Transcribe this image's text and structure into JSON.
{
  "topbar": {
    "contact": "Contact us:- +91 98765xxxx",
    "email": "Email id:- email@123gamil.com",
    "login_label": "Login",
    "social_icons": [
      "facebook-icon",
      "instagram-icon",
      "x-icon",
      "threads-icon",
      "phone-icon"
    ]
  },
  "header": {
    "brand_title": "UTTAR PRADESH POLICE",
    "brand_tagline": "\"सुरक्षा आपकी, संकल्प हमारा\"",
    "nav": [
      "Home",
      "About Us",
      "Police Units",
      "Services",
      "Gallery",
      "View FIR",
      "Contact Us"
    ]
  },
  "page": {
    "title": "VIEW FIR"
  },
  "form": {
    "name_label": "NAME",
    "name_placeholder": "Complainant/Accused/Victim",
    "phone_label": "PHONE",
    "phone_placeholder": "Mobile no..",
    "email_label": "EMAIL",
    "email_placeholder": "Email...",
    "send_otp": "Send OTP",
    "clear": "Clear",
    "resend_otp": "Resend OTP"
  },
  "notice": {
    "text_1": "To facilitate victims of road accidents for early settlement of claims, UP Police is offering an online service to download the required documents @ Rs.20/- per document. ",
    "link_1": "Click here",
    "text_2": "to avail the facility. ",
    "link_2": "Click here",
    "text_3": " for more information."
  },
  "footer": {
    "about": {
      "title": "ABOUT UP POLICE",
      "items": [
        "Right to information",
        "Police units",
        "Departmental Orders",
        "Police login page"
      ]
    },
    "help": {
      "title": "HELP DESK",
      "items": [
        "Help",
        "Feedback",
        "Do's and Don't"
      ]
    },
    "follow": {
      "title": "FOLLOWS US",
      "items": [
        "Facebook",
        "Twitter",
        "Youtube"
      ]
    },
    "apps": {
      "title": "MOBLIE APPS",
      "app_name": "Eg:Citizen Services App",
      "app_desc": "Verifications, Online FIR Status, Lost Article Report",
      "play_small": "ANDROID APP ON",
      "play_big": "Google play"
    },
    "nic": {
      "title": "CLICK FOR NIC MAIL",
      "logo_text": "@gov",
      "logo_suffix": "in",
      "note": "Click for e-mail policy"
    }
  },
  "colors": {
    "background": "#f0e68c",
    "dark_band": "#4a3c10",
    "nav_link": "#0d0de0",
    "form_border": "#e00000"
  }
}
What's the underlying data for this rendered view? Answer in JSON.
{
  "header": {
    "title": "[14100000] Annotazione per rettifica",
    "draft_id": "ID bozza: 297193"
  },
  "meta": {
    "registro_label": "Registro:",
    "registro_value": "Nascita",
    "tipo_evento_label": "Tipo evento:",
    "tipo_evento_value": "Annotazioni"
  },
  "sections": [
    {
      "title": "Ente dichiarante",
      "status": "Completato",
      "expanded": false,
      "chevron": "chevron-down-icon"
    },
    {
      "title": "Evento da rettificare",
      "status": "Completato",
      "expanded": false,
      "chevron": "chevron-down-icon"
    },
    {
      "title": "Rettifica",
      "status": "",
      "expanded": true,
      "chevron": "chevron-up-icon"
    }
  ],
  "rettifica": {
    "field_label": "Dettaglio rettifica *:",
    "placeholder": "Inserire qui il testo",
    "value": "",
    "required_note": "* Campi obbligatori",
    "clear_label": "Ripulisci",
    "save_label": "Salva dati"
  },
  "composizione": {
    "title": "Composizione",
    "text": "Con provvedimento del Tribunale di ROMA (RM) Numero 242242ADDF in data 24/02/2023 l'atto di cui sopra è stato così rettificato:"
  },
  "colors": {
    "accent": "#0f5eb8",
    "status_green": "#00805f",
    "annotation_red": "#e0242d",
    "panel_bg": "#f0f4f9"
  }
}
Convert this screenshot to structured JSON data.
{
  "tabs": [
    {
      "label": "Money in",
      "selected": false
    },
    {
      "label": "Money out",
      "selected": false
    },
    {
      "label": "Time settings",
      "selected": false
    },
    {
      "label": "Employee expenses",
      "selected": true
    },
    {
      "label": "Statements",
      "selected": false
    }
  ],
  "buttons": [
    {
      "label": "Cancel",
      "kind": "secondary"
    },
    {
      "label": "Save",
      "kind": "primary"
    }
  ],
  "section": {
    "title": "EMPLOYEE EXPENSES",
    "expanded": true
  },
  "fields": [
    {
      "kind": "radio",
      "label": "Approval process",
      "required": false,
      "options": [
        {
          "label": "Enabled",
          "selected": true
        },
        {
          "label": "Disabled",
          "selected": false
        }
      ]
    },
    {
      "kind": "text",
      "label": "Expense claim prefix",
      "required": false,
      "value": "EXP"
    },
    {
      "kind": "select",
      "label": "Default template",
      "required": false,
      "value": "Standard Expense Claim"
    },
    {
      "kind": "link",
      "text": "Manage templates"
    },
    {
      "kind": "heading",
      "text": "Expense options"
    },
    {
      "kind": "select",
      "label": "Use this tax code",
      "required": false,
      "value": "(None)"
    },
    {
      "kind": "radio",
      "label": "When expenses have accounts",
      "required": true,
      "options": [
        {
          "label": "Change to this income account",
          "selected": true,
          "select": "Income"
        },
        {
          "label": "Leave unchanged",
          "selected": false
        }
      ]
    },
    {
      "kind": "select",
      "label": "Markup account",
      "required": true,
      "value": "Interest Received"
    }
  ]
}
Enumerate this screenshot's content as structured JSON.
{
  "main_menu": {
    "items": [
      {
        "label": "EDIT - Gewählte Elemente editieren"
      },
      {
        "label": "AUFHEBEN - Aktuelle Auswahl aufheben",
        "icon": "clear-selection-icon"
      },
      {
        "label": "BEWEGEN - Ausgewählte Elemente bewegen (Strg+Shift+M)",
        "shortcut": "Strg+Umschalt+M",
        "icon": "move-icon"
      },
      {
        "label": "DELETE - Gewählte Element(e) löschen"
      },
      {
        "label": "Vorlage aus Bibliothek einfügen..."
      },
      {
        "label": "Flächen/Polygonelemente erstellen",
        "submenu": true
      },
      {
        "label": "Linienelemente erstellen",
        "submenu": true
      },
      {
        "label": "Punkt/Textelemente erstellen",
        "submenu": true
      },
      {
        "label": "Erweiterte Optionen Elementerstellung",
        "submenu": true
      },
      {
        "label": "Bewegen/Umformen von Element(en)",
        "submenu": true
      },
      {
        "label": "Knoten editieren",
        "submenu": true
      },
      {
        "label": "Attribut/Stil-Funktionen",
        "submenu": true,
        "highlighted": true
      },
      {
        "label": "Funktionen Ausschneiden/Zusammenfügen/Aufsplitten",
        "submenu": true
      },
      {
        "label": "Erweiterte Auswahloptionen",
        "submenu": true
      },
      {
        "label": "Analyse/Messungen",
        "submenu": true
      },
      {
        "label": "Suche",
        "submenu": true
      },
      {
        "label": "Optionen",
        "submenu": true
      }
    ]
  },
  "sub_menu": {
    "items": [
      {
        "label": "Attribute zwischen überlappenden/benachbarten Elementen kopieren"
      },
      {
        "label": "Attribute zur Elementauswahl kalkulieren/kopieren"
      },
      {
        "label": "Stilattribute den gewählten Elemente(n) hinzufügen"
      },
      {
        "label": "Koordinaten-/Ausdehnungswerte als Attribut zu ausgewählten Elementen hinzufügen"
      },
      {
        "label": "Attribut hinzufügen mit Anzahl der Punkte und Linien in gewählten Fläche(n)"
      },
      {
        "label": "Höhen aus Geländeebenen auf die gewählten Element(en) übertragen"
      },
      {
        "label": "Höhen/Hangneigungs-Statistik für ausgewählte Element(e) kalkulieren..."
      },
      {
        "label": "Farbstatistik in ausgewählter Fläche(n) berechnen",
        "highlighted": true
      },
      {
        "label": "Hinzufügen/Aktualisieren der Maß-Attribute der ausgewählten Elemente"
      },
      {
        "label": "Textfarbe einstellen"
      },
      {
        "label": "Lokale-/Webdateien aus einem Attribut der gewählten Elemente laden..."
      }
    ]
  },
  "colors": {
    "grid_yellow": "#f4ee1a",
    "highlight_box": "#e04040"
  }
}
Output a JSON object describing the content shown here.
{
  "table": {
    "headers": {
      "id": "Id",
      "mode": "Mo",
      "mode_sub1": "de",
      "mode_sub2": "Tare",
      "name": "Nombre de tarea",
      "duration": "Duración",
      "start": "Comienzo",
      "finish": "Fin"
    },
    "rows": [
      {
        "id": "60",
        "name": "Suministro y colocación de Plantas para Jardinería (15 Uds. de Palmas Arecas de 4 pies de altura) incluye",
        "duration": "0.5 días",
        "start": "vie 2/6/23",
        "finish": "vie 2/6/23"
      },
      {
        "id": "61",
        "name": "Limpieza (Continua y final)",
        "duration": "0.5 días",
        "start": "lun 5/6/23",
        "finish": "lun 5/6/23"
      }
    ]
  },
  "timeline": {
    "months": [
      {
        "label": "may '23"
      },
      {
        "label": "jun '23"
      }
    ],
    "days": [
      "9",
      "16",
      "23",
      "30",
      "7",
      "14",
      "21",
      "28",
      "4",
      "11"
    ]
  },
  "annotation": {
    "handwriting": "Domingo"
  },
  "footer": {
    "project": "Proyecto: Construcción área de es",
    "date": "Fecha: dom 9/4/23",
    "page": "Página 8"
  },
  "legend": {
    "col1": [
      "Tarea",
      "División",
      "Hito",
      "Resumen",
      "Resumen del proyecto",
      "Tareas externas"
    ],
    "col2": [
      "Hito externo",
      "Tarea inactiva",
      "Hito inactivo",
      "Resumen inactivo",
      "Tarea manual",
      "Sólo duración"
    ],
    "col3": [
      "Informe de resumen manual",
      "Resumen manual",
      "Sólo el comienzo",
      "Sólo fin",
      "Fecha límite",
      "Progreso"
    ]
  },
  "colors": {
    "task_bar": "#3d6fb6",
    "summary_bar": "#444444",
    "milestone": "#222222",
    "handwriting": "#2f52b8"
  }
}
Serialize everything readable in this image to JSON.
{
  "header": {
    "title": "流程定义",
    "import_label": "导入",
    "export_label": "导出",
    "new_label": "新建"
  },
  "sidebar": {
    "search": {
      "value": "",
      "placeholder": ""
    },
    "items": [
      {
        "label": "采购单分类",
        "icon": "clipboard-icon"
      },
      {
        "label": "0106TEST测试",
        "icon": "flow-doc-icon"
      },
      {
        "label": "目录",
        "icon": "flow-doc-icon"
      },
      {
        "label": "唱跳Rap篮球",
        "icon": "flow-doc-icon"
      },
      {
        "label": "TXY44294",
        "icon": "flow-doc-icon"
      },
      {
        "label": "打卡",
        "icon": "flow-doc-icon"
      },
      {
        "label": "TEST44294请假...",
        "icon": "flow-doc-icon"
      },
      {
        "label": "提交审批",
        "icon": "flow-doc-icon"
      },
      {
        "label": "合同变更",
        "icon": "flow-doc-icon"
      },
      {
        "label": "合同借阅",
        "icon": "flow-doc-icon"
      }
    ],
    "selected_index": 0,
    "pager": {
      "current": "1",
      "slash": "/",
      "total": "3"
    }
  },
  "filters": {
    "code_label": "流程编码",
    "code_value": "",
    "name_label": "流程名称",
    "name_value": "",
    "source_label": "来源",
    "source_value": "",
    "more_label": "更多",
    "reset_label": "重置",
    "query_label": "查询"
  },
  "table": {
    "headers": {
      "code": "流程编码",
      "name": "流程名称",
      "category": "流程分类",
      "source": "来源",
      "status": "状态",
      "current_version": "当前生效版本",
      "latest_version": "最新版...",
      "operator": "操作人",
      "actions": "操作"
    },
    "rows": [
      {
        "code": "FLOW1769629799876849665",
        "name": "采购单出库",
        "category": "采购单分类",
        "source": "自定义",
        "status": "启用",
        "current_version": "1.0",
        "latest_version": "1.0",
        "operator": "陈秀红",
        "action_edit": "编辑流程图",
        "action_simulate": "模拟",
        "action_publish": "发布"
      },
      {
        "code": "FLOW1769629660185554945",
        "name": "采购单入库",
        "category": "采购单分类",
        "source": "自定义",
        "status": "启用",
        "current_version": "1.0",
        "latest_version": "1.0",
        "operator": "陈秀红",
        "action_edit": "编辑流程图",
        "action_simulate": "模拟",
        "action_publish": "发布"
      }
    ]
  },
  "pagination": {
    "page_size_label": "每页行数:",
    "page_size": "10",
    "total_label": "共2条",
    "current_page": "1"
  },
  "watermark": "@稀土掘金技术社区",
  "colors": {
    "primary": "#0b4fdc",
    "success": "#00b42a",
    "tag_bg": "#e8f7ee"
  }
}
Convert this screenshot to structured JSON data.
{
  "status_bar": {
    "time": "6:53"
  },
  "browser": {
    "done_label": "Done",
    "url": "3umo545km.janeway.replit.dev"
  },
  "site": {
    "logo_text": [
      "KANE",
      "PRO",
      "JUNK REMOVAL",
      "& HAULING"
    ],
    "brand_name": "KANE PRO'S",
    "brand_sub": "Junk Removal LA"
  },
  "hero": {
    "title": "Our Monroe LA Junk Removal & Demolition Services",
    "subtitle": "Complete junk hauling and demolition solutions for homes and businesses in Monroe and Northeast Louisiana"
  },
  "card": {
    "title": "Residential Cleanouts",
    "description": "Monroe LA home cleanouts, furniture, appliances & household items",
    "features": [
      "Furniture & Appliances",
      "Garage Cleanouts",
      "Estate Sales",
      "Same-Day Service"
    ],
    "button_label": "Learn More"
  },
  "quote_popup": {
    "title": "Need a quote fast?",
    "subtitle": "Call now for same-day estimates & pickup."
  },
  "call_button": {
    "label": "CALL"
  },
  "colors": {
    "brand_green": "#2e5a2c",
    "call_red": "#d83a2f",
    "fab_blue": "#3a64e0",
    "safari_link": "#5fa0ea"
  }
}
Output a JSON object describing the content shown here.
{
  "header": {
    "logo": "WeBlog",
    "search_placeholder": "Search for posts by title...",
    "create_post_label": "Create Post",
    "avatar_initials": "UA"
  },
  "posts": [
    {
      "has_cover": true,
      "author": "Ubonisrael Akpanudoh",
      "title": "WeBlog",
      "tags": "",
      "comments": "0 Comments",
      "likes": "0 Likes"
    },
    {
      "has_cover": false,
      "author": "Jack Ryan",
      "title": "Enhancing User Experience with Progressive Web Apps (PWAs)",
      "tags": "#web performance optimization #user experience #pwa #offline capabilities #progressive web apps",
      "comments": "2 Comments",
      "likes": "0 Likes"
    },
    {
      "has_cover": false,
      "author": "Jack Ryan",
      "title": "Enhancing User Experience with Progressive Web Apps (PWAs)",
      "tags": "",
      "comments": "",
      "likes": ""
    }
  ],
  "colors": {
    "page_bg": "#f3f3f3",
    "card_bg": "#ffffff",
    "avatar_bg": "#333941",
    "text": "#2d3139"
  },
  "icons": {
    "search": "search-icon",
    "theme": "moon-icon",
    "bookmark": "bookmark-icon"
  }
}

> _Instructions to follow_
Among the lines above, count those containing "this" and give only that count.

> _Result_
8